How to Defeat Unexpected Problems Coming With Your Product Launch
You hope that when you launch your app, your service, or whatever other form your product might take that it will be a smooth and easy process. Unfortunately, for even the most successful launch, there’s a good chance that there are going to be some roadblocks along the way and some of them aren’t so obvious. Here are some of those problems and some help on what you can do to defeat them.
1. Pleasing Everyone
Every startup owner’s natural inclination is to try to keep everyone happy. Usually that’s a good thing. It’s important to listen to your customers.
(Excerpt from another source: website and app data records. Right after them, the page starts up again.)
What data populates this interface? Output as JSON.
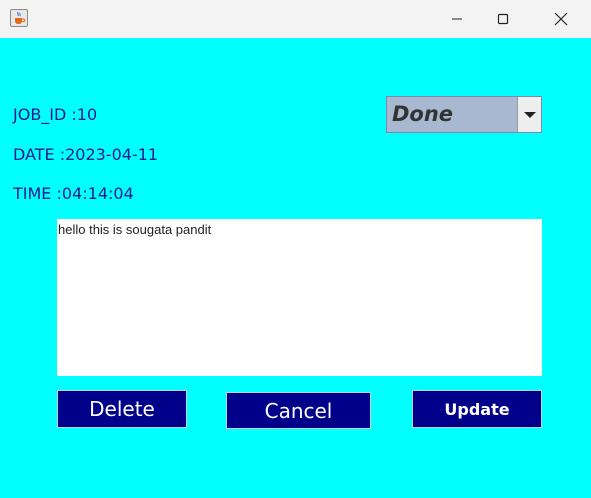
{
  "job": {
    "id_label": "JOB_ID :10",
    "date_label": "DATE :2023-04-11",
    "time_label": "TIME :04:14:04"
  },
  "status": {
    "selected": "Done"
  },
  "description": {
    "text": "hello this is sougata pandit"
  },
  "buttons": {
    "delete": "Delete",
    "cancel": "Cancel",
    "update": "Update"
  },
  "icons": {
    "app": "java-cup-icon",
    "minimize": "minimize-icon",
    "maximize": "maximize-icon",
    "close": "close-icon",
    "dropdown": "dropdown-arrow-icon"
  },
  "colors": {
    "background": "#00ffff",
    "label_text": "#1a1a8c",
    "button_bg": "#00008b",
    "button_text": "#ffffff"
  }
}
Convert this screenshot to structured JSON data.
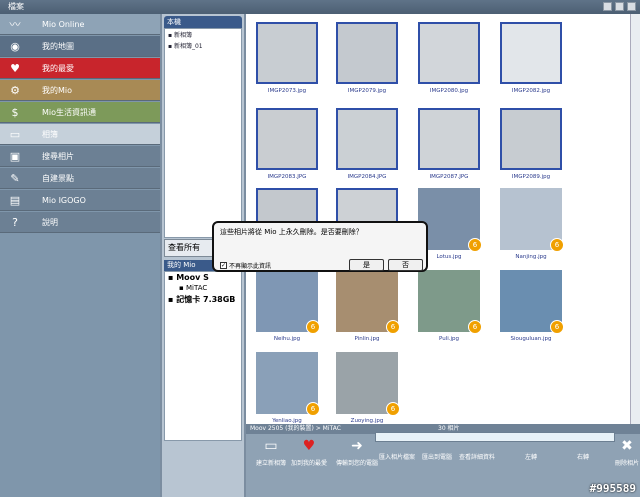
{
  "window": {
    "title": "檔案"
  },
  "sidebar": {
    "items": [
      {
        "label": "Mio Online",
        "icon": "signature-icon"
      },
      {
        "label": "我的地圖",
        "icon": "eye-icon"
      },
      {
        "label": "我的最愛",
        "icon": "heart-icon"
      },
      {
        "label": "我的Mio",
        "icon": "gear-icon"
      },
      {
        "label": "Mio生活資訊通",
        "icon": "dollar-icon"
      },
      {
        "label": "相簿",
        "icon": "photo-album-icon"
      },
      {
        "label": "搜尋相片",
        "icon": "camera-icon"
      },
      {
        "label": "自建景點",
        "icon": "pencil-icon"
      },
      {
        "label": "Mio IGOGO",
        "icon": "book-icon"
      },
      {
        "label": "說明",
        "icon": "question-icon"
      }
    ],
    "colors": [
      "#8ea3b6",
      "#5a6f86",
      "#c8252c",
      "#a88a55",
      "#7d9a5a",
      "#c5d0da",
      "#6c8094",
      "#6c8094",
      "#6c8094",
      "#6c8094"
    ]
  },
  "albums": {
    "header": "本機",
    "items": [
      "新相簿",
      "新相簿_01"
    ],
    "view_all": "查看所有"
  },
  "device": {
    "header": "我的 Mio",
    "items": [
      "Moov S",
      "MiTAC",
      "記憶卡 7.38GB"
    ]
  },
  "photos": [
    {
      "name": "IMGP2073.jpg",
      "badge": ""
    },
    {
      "name": "IMGP2079.jpg",
      "badge": ""
    },
    {
      "name": "IMGP2080.jpg",
      "badge": ""
    },
    {
      "name": "IMGP2082.jpg",
      "badge": ""
    },
    {
      "name": "IMGP2083.JPG",
      "badge": ""
    },
    {
      "name": "IMGP2084.JPG",
      "badge": ""
    },
    {
      "name": "IMGP2087.JPG",
      "badge": ""
    },
    {
      "name": "IMGP2089.jpg",
      "badge": ""
    },
    {
      "name": "",
      "badge": ""
    },
    {
      "name": "",
      "badge": ""
    },
    {
      "name": "Lotus.jpg",
      "badge": "6"
    },
    {
      "name": "Nanjing.jpg",
      "badge": "6"
    },
    {
      "name": "Neihu.jpg",
      "badge": "6"
    },
    {
      "name": "Pinlin.jpg",
      "badge": "6"
    },
    {
      "name": "Puli.jpg",
      "badge": "6"
    },
    {
      "name": "Siouguluan.jpg",
      "badge": "6"
    },
    {
      "name": "Yenliao.jpg",
      "badge": "6"
    },
    {
      "name": "Zuoying.jpg",
      "badge": "6"
    }
  ],
  "statusbar": {
    "path": "Moov 2505 (我的裝置) > MiTAC",
    "count": "30 相片"
  },
  "toolbar": [
    {
      "label": "建立新相簿",
      "icon": "new-album-icon"
    },
    {
      "label": "加到我的最愛",
      "icon": "add-favorite-icon"
    },
    {
      "label": "傳輸到您的電腦",
      "icon": "transfer-icon"
    },
    {
      "label": "匯入相片檔案",
      "icon": "import-icon"
    },
    {
      "label": "匯出到電腦",
      "icon": "export-icon"
    },
    {
      "label": "查看詳細資料",
      "icon": "details-icon"
    },
    {
      "label": "左轉",
      "icon": "rotate-left-icon"
    },
    {
      "label": "右轉",
      "icon": "rotate-right-icon"
    },
    {
      "label": "刪除相片",
      "icon": "delete-photo-icon"
    }
  ],
  "dialog": {
    "message": "這些相片將從 Mio 上永久刪除。是否要刪除？",
    "checkbox_label": "不再顯示此資訊",
    "checkbox_checked": "✓",
    "yes": "是",
    "no": "否"
  },
  "watermark": "#995589"
}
Their feedback can be invaluable at times if you’re not sure what the next step for your product needs to be, but there’s always the risk of taking it too far. Many startups fail when they get too caught up on pleasing every single customer, which really is an impossible task. This is especially true after a launch, when the voices just get that much louder. Always keep your vision in scope and don’t let all that noise distract you from what it is you are trying to offer people.
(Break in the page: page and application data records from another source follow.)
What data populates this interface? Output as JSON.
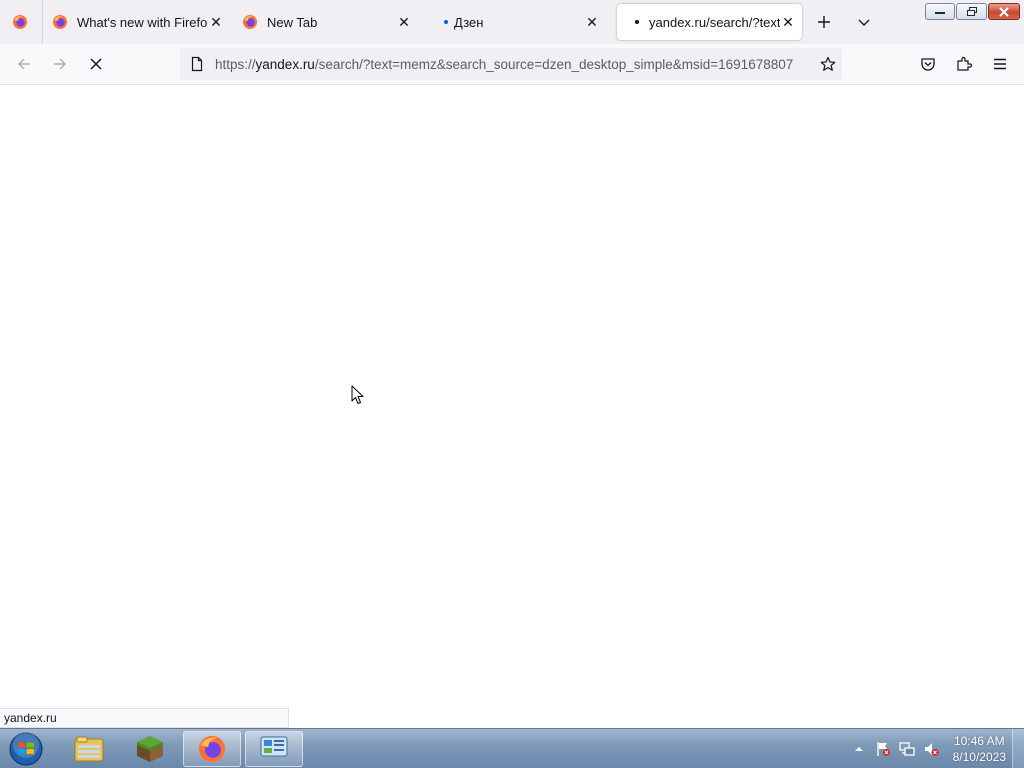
{
  "tabs": [
    {
      "label": "What's new with Firefox - Mo",
      "icon": "firefox-icon",
      "active": false
    },
    {
      "label": "New Tab",
      "icon": "firefox-icon",
      "active": false
    },
    {
      "label": "Дзен",
      "icon": "loading-dot-icon",
      "active": false
    },
    {
      "label": "yandex.ru/search/?text=mem",
      "icon": "loading-dot-icon",
      "active": true
    }
  ],
  "window_controls": [
    "minimize",
    "restore",
    "close"
  ],
  "url": {
    "prefix": "https://",
    "host": "yandex.ru",
    "path": "/search/?text=memz&search_source=dzen_desktop_simple&msid=1691678807"
  },
  "status_text": "yandex.ru",
  "taskbar": {
    "items": [
      {
        "name": "file-explorer",
        "icon": "folder-icon",
        "running": false
      },
      {
        "name": "minecraft",
        "icon": "grass-block-icon",
        "running": false
      },
      {
        "name": "firefox",
        "icon": "firefox-icon",
        "running": true
      },
      {
        "name": "control-panel",
        "icon": "control-panel-icon",
        "running": true
      }
    ],
    "clock": {
      "time": "10:46 AM",
      "date": "8/10/2023"
    }
  },
  "colors": {
    "accent_dot": "#0060df",
    "tab_strip": "#f0f0f4",
    "nav_bar": "#f9f9fb",
    "taskbar": "#7f9ab8"
  }
}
2. Knowing When to Monetize
You might be surprised how many startups monetize later than they should. Yes, it’s often important if you’re starting from scratch to build an audience base before you ask them to commit financially, but this philosophy sometimes limits the potential of even the most successful apps and services. You need to keep monetization in mind from day one and come up with an effective strategy for implementation rather than worrying constantly that asking your customers to pay will scare them all off. A successful business makes money, so make sure you can.
3. Managing Feedback
Part of launching means getting way, way more feedback from your customers, may that be from email, comments, or reviews. Many startup owners' first inclination is to dive headfirst into all this new data without looking back. That information is good, but you can’t get yourself lost in it at the cost of your productivity. Set aside time to see what your customers are saying, but make sure your whole day isn’t getting lost in the process.
4. Scaling Up
Once your product launches, you may find that it’s growing out of your control. Growth is great, but it’s always important to keep ahead of it at risk of delivering something suboptimal to your progressively larger audience. More people means more required infrastructure and more workload. Don’t let your product get away from you at the cost of current and future customers. Have a growth strategy in mind and get it rolling as soon as possible.
5. Having the Right Conversations
Part of getting your name out there means opening yourself up to attention not just from more customers, but also other startup founders and colleagues in the industry. People love talking big ideas, socializing, and making plans that might not necessarily have a resolution point. That’s great, that’s fun, but just like with customer feedback, you can’t let this overwhelm your already busy day-to-day. Prioritize meetings and interactions that guarantee results and know when to politely decline unproductive distractions. Success means making some hard choices. Make sure you’re ready for that.